Advisers in Australia seemed to line up, initially, with insurers in expressing some discomfort at the release of data contained in ASIC's recent report on claims payment in Australia. In New Zealand, unaffected by ASIC's jurisdiction, people that follow such things have tended to focus on the positive endorsement of advisers and advice contained in the review: that claims are more likely to be paid when advice was provided during the sales process, a pretty powerful endorsement.

Now I have seen the first article from Australia which picks up on this point, and I am delighted to do so. It is often easy to think of the regulators job as an adversarial one. They can become adversarial, certainly, but don't necessarily want to function that way.
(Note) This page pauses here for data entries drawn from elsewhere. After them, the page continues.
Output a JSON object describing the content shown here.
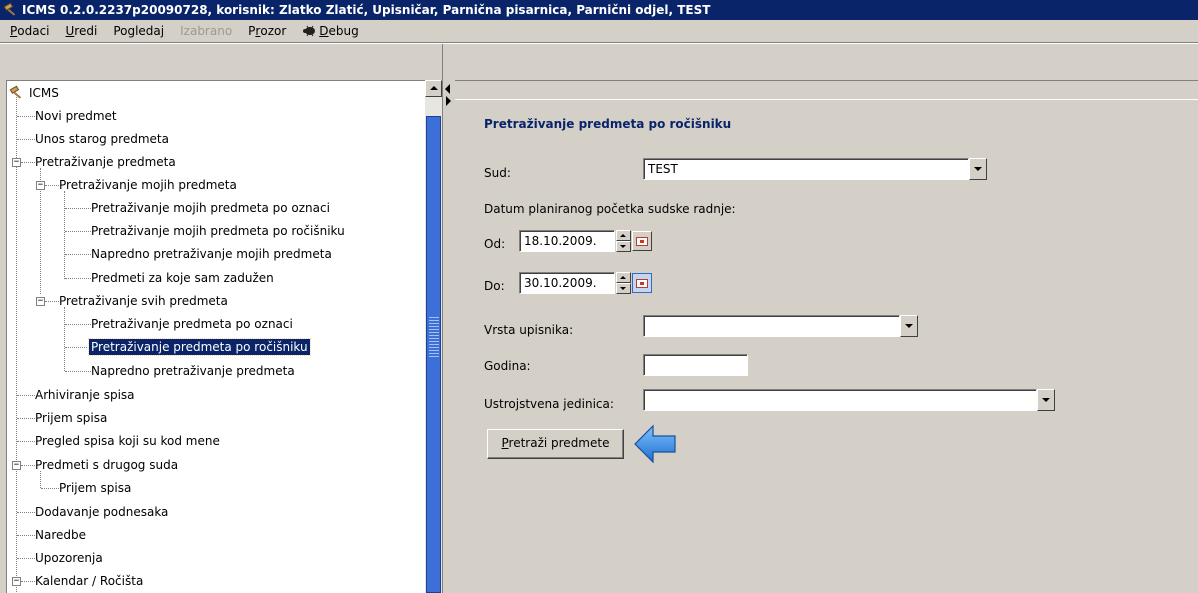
{
  "window": {
    "title": "ICMS 0.2.0.2237p20090728, korisnik: Zlatko Zlatić, Upisničar, Parnična pisarnica, Parnični odjel, TEST"
  },
  "menu": {
    "items": [
      {
        "label": "Podaci",
        "accel": "P",
        "rest": "odaci",
        "disabled": false
      },
      {
        "label": "Uredi",
        "accel": "U",
        "rest": "redi",
        "disabled": false
      },
      {
        "label": "Pogledaj",
        "pre": "Pogleda",
        "accel": "j",
        "disabled": false
      },
      {
        "label": "Izabrano",
        "disabled": true
      },
      {
        "label": "Prozor",
        "pre": "P",
        "accel": "r",
        "rest": "ozor",
        "disabled": false
      },
      {
        "label": "Debug",
        "accel": "D",
        "rest": "ebug",
        "icon": "bug-icon",
        "disabled": false
      }
    ]
  },
  "tree": {
    "root": "ICMS",
    "items": [
      {
        "label": "Novi predmet"
      },
      {
        "label": "Unos starog predmeta"
      },
      {
        "label": "Pretraživanje predmeta"
      },
      {
        "label": "Pretraživanje mojih predmeta"
      },
      {
        "label": "Pretraživanje mojih predmeta po oznaci"
      },
      {
        "label": "Pretraživanje mojih predmeta po ročišniku"
      },
      {
        "label": "Napredno pretraživanje mojih predmeta"
      },
      {
        "label": "Predmeti za koje sam zadužen"
      },
      {
        "label": "Pretraživanje svih predmeta"
      },
      {
        "label": "Pretraživanje predmeta po oznaci"
      },
      {
        "label": "Pretraživanje predmeta po ročišniku"
      },
      {
        "label": "Napredno pretraživanje predmeta"
      },
      {
        "label": "Arhiviranje spisa"
      },
      {
        "label": "Prijem spisa"
      },
      {
        "label": "Pregled spisa koji su kod mene"
      },
      {
        "label": "Predmeti s drugog suda"
      },
      {
        "label": "Prijem spisa"
      },
      {
        "label": "Dodavanje podnesaka"
      },
      {
        "label": "Naredbe"
      },
      {
        "label": "Upozorenja"
      },
      {
        "label": "Kalendar / Ročišta"
      }
    ]
  },
  "form": {
    "title": "Pretraživanje predmeta po ročišniku",
    "sud_label": "Sud:",
    "sud_value": "TEST",
    "datum_label": "Datum planiranog početka sudske radnje:",
    "od_label": "Od:",
    "od_value": "18.10.2009.",
    "do_label": "Do:",
    "do_value": "30.10.2009.",
    "vrsta_label": "Vrsta upisnika:",
    "vrsta_value": "",
    "godina_label": "Godina:",
    "godina_value": "",
    "ustroj_label": "Ustrojstvena jedinica:",
    "ustroj_value": "",
    "search_button_accel": "P",
    "search_button_rest": "retraži predmete"
  },
  "colors": {
    "titlebar": "#0a246a",
    "selection": "#0a246a",
    "form_title": "#0a246a",
    "pointer_arrow": "#3a8ee6"
  }
}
In fact, the more we all focus on a kind of 'market development' paradigm, the better the whole outcome will probably be. This report actually contains a lot of information useful if you care about the development of the market as a whole. 


ASIC Claims Review: Quantifying the Value of Advice in Extra Claims Paid
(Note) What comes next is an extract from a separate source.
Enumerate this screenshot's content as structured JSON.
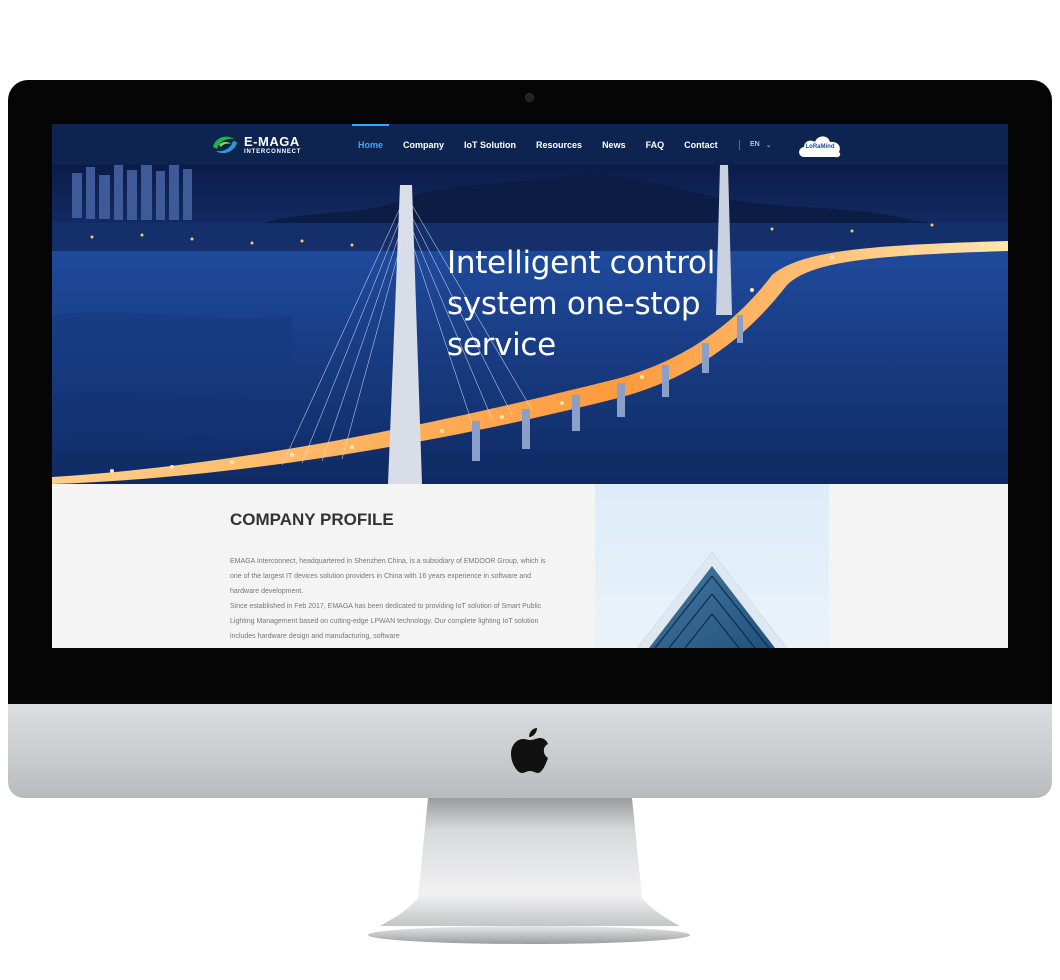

Advice has a number of contributors to claim outcomes. Courtesy of ASIC, we now have data to quantify exactly how those help consumers at claim time compared to non-advised insurance. The data is in section 184 of the ASIC report - page 53. This is how it breaks down, by claim outcome:

Non-advised decline rate is 12%, compared to just 7% for advised channel claims. That is a huge variation: you are almost 70% more likely to have a claim declined in a non-advised channel product. Why is that? The chances are, its the product. Advisers do not sell the types of products that are commonly sold in non-advised channels. The differences will be mainly in pre-existing conditions exclusions and the absence of underwriting in many of these products. This is a valuable indication of the size of penalty that Quality Product Research Limited should consider when rating non-underwritten products. This may also be influenced by the adviser reviewing the potential claim, and pointing out when it really shouldn't be made.
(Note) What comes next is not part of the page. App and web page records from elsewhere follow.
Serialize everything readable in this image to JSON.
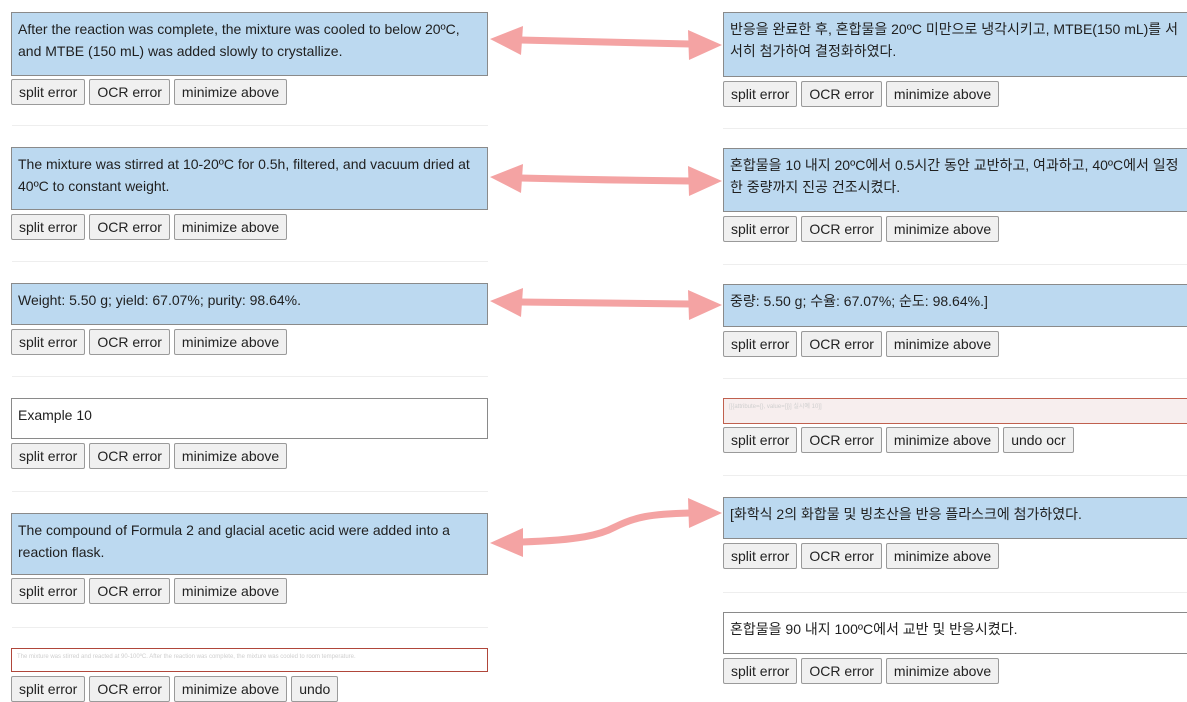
{
  "buttons": {
    "split": "split error",
    "ocr": "OCR error",
    "minimize": "minimize above",
    "undo": "undo",
    "undo_ocr": "undo ocr"
  },
  "left": [
    {
      "text": "After the reaction was complete, the mixture was cooled to below 20ºC, and MTBE (150 mL) was added slowly to crystallize."
    },
    {
      "text": "The mixture was stirred at 10-20ºC for 0.5h, filtered, and vacuum dried at 40ºC to constant weight."
    },
    {
      "text": "Weight: 5.50 g; yield: 67.07%; purity: 98.64%."
    },
    {
      "text": "Example 10"
    },
    {
      "text": "The compound of Formula 2 and glacial acetic acid were added into a reaction flask."
    },
    {
      "text": "The mixture was stirred and reacted at 90-100ºC. After the reaction was complete, the mixture was cooled to room temperature."
    }
  ],
  "right": [
    {
      "text": "반응을 완료한 후, 혼합물을 20ºC 미만으로 냉각시키고, MTBE(150 mL)를 서서히 첨가하여 결정화하였다."
    },
    {
      "text": "혼합물을 10 내지 20ºC에서 0.5시간 동안 교반하고, 여과하고, 40ºC에서 일정한 중량까지 진공 건조시켰다."
    },
    {
      "text": "중량: 5.50 g; 수율: 67.07%; 순도: 98.64%.]"
    },
    {
      "text": "[[{attribute={}, value=[]}] 실시예 10]]"
    },
    {
      "text": "[화학식 2의 화합물 및 빙초산을 반응 플라스크에 첨가하였다."
    },
    {
      "text": "혼합물을 90 내지 100ºC에서 교반 및 반응시켰다."
    }
  ],
  "colors": {
    "card_blue": "#bcd9f0",
    "arrow": "#f4a3a3",
    "error_border": "#b0463a"
  }
}
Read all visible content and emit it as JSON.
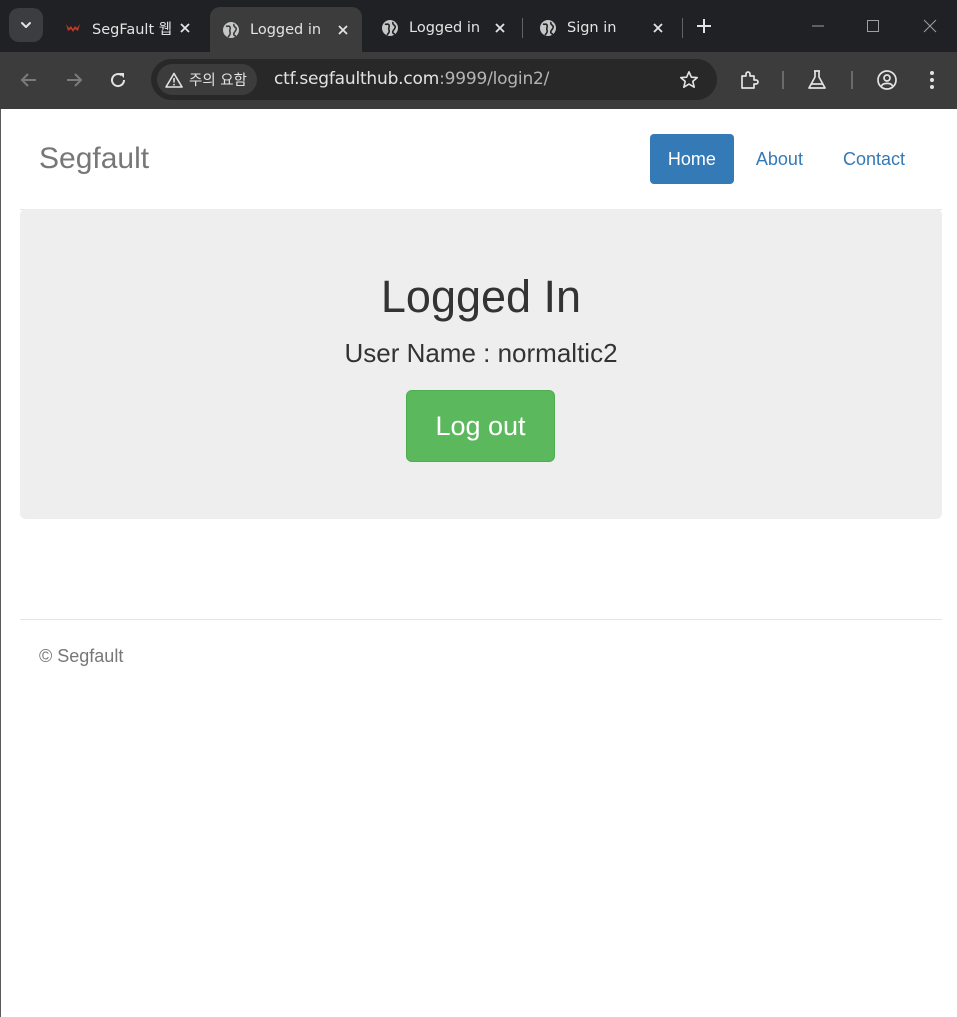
{
  "browser": {
    "tabs": [
      {
        "title": "SegFault 웹",
        "favicon": "segfault-bat-icon",
        "active": false
      },
      {
        "title": "Logged in",
        "favicon": "globe-icon",
        "active": true
      },
      {
        "title": "Logged in",
        "favicon": "globe-icon",
        "active": false
      },
      {
        "title": "Sign in",
        "favicon": "globe-icon",
        "active": false
      }
    ],
    "security_label": "주의 요함",
    "url_host": "ctf.segfaulthub.com",
    "url_path": ":9999/login2/"
  },
  "site": {
    "brand": "Segfault",
    "nav": [
      {
        "label": "Home",
        "active": true
      },
      {
        "label": "About",
        "active": false
      },
      {
        "label": "Contact",
        "active": false
      }
    ]
  },
  "main": {
    "heading": "Logged In",
    "user_line": "User Name : normaltic2",
    "logout_label": "Log out"
  },
  "footer": {
    "text": "© Segfault"
  },
  "colors": {
    "primary": "#337ab7",
    "success": "#5cb85c",
    "jumbotron_bg": "#eeeeee"
  }
}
Non-advised claim withdrawal rate is 11%, compared to 12% for advised channel claims. That gap is again bigger than it looks. The claims withdrawal rate could mean quite different things. An adviser may recommend putting in a marginal claim and withdraw it when it becomes obvious that it will not succeed. Or a client might make a claim and be talked out of it by an adviser - especially if the nature of the claim meant that it was, in fact, misrepresentation or fraud. We don't know, and it might be good to talk about this.

Non-advised partial claim acceptance is just 1%, compared to 3% for advised channel claims. This gap is again bigger than it looks. It will reflect a mix of things: the first is again product design. Advisers are more likely to choose complicated but comprehensive products which include partial payments. Non-advised channels, in their quest for simplicity, tend not to have these features. Another possibility is that advisers can advocate for payments for their clients under sections of their complex wordings that clients themselves might overlook even if they buy a complex product from a non-advised channel. Lastly advisers may be twisting insurance company arms: a client on their own is just one client, an adviser represents a large number of current and future clients too, which may prompt a little more flexibility in marginal cases. 

Both channels have the same level of 'undetermined or unspecified' outcomes - of 3%

That leaves the 'Accepted in Full' category of claims at 74% for non-advised and 76% for advised channels.

Of course, these are only averages, for some companies the decline rates are higher, and some much higher. There also appears to be an interesting effect on the level of disputes, but we will write on that later. 

Lastly it should be pointed out that the claim acceptance rate on insurance you don't buy is always 0%. I am a great advocate for insurance and feel that non-advised cover fills an important gap for many people. 74% full claim success rate is a very, very, great deal better bet than not buying cover at all.